Interface dataset entries:
***

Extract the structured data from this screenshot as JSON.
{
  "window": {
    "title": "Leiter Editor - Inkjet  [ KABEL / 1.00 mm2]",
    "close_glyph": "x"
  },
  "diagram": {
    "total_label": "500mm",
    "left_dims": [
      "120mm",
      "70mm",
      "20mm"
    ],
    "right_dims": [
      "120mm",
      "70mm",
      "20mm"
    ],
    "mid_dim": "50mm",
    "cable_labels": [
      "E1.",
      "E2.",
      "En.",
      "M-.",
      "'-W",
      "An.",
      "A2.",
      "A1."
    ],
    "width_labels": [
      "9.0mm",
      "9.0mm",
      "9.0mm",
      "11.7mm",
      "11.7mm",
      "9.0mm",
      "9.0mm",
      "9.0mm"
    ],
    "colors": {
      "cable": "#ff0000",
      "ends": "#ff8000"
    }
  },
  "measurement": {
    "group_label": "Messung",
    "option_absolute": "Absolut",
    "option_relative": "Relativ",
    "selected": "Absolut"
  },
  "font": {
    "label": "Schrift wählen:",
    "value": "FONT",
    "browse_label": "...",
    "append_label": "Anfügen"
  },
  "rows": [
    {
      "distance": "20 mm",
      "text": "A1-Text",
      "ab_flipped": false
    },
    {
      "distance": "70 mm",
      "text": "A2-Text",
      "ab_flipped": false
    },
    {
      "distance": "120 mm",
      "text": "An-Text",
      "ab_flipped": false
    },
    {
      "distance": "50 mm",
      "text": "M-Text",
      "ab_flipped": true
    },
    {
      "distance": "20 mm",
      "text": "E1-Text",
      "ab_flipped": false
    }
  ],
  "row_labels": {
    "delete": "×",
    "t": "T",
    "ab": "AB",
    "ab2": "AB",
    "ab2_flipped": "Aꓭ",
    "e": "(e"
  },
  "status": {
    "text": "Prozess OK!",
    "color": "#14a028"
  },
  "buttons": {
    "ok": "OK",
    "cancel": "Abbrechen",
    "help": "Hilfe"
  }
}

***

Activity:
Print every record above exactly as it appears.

Written solution:
Extract the structured data from this screenshot as JSON.
{
  "window": {
    "title": "Leiter Editor - Inkjet  [ KABEL / 1.00 mm2]",
    "close_glyph": "x"
  },
  "diagram": {
    "total_label": "500mm",
    "left_dims": [
      "120mm",
      "70mm",
      "20mm"
    ],
    "right_dims": [
      "120mm",
      "70mm",
      "20mm"
    ],
    "mid_dim": "50mm",
    "cable_labels": [
      "E1.",
      "E2.",
      "En.",
      "M-.",
      "'-W",
      "An.",
      "A2.",
      "A1."
    ],
    "width_labels": [
      "9.0mm",
      "9.0mm",
      "9.0mm",
      "11.7mm",
      "11.7mm",
      "9.0mm",
      "9.0mm",
      "9.0mm"
    ],
    "colors": {
      "cable": "#ff0000",
      "ends": "#ff8000"
    }
  },
  "measurement": {
    "group_label": "Messung",
    "option_absolute": "Absolut",
    "option_relative": "Relativ",
    "selected": "Absolut"
  },
  "font": {
    "label": "Schrift wählen:",
    "value": "FONT",
    "browse_label": "...",
    "append_label": "Anfügen"
  },
  "rows": [
    {
      "distance": "20 mm",
      "text": "A1-Text",
      "ab_flipped": false
    },
    {
      "distance": "70 mm",
      "text": "A2-Text",
      "ab_flipped": false
    },
    {
      "distance": "120 mm",
      "text": "An-Text",
      "ab_flipped": false
    },
    {
      "distance": "50 mm",
      "text": "M-Text",
      "ab_flipped": true
    },
    {
      "distance": "20 mm",
      "text": "E1-Text",
      "ab_flipped": false
    }
  ],
  "row_labels": {
    "delete": "×",
    "t": "T",
    "ab": "AB",
    "ab2": "AB",
    "ab2_flipped": "Aꓭ",
    "e": "(e"
  },
  "status": {
    "text": "Prozess OK!",
    "color": "#14a028"
  },
  "buttons": {
    "ok": "OK",
    "cancel": "Abbrechen",
    "help": "Hilfe"
  }
}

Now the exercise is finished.